Then Get the Best Guide to Living in Japan - for Newcomers
Last Updated: August 16, 2014
You've Graduated. Congratulations!
But Now What?
Better Start Planning Now If
Japan is Calling You.
MOVING TO JAPAN
Are you considering relocating to Japan to kick start your career and/or pay off that student loan but you just don't know how to move to Japan?
The thought of moving overseas and living in Japan is exciting. But living abroad in a country that has a foreign language, exotic diet and unique culture can quickly turn exciting into overwhelming. There is so much to consider and plan that in the end you may decide against going. This is a missed opportunity indeed for Japan is a fascinating place to live, work and play.
This website exists so you won't miss your once in a lifetime. It contains vital information about moving to Japan. It also introduces you to the ultimate survival guide written specifically for people like you - newcomers to Japan. It's called, Tokyo? No Problem.
Tokyo? No Problem is more than a survival guide. It is a road map, an educational tool and a passport to reduced stress and enhanced living for newcomers to Japan. (Just check out the Table of Contents.)
Can you get by without this book? Of course - anyone can get by. But why not make the most of your big move? Arming yourself with this book from the beginning will make a world of difference to your Japan experience from Day 1 onward - personally, professionally and financially. But it does require your committment to apply the information in the book to daily living. Are you up for the challenge?
3 SMART QUESTIONS
Is it a good time to move to Japan?

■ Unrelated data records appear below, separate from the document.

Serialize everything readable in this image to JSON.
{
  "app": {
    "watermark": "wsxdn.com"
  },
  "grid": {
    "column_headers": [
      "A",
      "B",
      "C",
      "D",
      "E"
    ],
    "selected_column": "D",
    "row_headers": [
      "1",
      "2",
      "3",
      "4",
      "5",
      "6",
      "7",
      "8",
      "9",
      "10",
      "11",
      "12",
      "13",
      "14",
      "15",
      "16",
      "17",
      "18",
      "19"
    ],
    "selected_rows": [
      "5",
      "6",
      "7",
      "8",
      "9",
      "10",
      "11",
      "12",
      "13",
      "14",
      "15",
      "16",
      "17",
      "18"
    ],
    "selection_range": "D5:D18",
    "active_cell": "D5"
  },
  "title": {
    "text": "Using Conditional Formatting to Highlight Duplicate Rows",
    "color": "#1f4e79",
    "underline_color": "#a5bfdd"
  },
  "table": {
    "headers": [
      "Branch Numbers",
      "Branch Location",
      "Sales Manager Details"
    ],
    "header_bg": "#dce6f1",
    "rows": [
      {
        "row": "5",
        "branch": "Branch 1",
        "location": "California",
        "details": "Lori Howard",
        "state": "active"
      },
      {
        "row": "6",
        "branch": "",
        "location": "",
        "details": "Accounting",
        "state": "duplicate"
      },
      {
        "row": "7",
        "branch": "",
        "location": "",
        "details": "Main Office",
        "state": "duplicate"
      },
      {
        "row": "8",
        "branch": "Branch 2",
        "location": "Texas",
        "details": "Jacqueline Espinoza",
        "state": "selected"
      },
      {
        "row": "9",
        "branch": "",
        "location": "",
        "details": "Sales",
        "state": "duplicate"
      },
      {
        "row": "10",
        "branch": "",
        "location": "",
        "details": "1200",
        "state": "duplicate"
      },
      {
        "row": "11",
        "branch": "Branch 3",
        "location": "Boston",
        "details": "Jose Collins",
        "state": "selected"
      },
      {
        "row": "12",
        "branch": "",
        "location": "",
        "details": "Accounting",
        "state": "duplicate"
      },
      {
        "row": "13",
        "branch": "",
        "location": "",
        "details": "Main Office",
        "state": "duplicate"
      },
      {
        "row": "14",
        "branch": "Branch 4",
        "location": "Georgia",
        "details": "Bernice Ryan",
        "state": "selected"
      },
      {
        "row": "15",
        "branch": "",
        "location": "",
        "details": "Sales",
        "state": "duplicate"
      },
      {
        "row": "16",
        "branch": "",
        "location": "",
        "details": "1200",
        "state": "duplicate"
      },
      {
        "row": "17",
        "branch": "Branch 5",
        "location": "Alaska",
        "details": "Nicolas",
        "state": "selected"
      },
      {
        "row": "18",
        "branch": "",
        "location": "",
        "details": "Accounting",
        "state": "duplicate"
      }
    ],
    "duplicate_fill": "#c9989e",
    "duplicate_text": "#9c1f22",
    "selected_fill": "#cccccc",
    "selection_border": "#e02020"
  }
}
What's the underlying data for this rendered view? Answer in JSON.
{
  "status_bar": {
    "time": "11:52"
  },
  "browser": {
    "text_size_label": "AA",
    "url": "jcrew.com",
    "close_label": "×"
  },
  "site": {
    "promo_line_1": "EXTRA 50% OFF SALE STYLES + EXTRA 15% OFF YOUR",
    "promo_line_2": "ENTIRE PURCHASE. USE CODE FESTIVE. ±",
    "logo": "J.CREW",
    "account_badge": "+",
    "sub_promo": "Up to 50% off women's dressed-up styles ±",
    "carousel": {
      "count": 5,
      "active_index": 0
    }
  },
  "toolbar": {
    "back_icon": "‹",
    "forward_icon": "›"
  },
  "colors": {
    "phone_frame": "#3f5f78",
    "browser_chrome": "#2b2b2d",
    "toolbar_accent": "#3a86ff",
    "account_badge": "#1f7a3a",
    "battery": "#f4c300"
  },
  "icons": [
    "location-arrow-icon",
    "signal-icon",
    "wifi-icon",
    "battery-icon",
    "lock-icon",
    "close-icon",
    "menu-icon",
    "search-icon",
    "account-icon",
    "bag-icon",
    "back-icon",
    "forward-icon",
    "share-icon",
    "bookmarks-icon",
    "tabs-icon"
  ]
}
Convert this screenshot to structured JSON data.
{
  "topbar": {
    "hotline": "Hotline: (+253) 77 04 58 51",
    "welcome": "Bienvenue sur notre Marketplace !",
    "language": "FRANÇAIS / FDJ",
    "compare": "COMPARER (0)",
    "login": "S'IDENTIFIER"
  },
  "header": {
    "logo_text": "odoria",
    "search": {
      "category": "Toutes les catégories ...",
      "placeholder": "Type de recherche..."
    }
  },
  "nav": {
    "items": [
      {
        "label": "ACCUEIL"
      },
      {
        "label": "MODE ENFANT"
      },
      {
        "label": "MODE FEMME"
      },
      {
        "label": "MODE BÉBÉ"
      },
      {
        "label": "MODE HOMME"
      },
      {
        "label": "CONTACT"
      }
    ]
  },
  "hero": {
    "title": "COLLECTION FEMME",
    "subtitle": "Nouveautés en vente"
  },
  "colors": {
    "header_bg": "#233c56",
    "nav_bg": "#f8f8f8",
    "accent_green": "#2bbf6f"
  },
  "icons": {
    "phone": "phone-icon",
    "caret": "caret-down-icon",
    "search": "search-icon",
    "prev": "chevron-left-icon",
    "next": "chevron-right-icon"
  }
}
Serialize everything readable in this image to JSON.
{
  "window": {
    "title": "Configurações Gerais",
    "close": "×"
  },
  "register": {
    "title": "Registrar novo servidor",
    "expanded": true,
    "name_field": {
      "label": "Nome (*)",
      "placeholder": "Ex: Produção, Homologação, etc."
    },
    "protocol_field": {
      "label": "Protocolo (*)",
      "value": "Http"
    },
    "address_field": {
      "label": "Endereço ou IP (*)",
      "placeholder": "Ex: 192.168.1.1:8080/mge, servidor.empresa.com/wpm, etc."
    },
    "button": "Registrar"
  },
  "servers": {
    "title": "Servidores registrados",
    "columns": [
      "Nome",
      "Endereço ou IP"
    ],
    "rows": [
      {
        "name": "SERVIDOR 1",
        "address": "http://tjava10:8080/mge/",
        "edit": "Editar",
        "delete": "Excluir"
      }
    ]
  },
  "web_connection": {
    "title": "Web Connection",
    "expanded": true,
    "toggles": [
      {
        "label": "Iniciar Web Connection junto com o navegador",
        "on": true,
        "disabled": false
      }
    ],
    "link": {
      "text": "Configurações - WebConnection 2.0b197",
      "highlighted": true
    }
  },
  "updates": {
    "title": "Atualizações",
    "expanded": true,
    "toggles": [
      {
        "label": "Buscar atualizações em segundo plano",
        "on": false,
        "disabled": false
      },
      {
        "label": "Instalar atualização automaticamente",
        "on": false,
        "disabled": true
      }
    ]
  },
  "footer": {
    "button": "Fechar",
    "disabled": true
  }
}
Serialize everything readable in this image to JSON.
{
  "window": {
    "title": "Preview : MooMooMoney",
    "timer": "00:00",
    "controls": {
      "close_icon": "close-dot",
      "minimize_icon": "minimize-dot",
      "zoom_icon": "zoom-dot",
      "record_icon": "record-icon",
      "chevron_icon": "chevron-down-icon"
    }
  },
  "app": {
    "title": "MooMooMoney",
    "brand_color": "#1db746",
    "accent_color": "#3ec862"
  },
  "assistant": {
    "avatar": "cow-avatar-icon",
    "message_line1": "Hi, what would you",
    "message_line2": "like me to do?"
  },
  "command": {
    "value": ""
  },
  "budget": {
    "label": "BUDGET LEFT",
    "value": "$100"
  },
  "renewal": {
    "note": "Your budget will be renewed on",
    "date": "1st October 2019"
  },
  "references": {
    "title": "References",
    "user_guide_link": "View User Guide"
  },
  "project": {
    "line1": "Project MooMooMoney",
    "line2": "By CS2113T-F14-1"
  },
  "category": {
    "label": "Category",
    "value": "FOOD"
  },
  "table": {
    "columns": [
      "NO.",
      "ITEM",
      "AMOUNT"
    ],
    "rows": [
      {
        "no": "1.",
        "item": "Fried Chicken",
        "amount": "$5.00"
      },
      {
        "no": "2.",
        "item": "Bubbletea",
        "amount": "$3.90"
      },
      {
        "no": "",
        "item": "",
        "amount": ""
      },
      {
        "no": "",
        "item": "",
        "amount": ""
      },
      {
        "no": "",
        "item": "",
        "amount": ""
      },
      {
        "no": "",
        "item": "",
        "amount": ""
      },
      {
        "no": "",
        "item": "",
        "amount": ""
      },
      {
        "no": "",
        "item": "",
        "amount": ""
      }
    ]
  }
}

Despite the global slow-down, resilient Japan is striving to get things back in order, quickly. Japan is on the road to economic recovery more than most other industrialized nations with a strong currency that is only getting stronger. This means more companies hiring and more job opportunities.
Will it be difficult to find employment in Japan?
The Japanese understand the importance of having an international community and foreign workers - especially in trying times. This is why the Japanese government grants so many work visas. If you have something to offer and meet Japan's prerequisites, then Japan will grant you some type of work visa - simply because they know your services are needed.
Isn't Japan's cost of living quite high?
When it comes to the cost of living, Japan has gotten a bad rap. Japan has had about a decade of mild deflation, which means prices have remained virtually unchanged for the past 10+ years. In fact, prices for most consumer goods are actually cheaper than prices in the west. When you add deflation to an attractive salary, abundant free-lance work and a powerful yen, you soon realize that not only can you make ends meet but you also have a healthy discretionary income.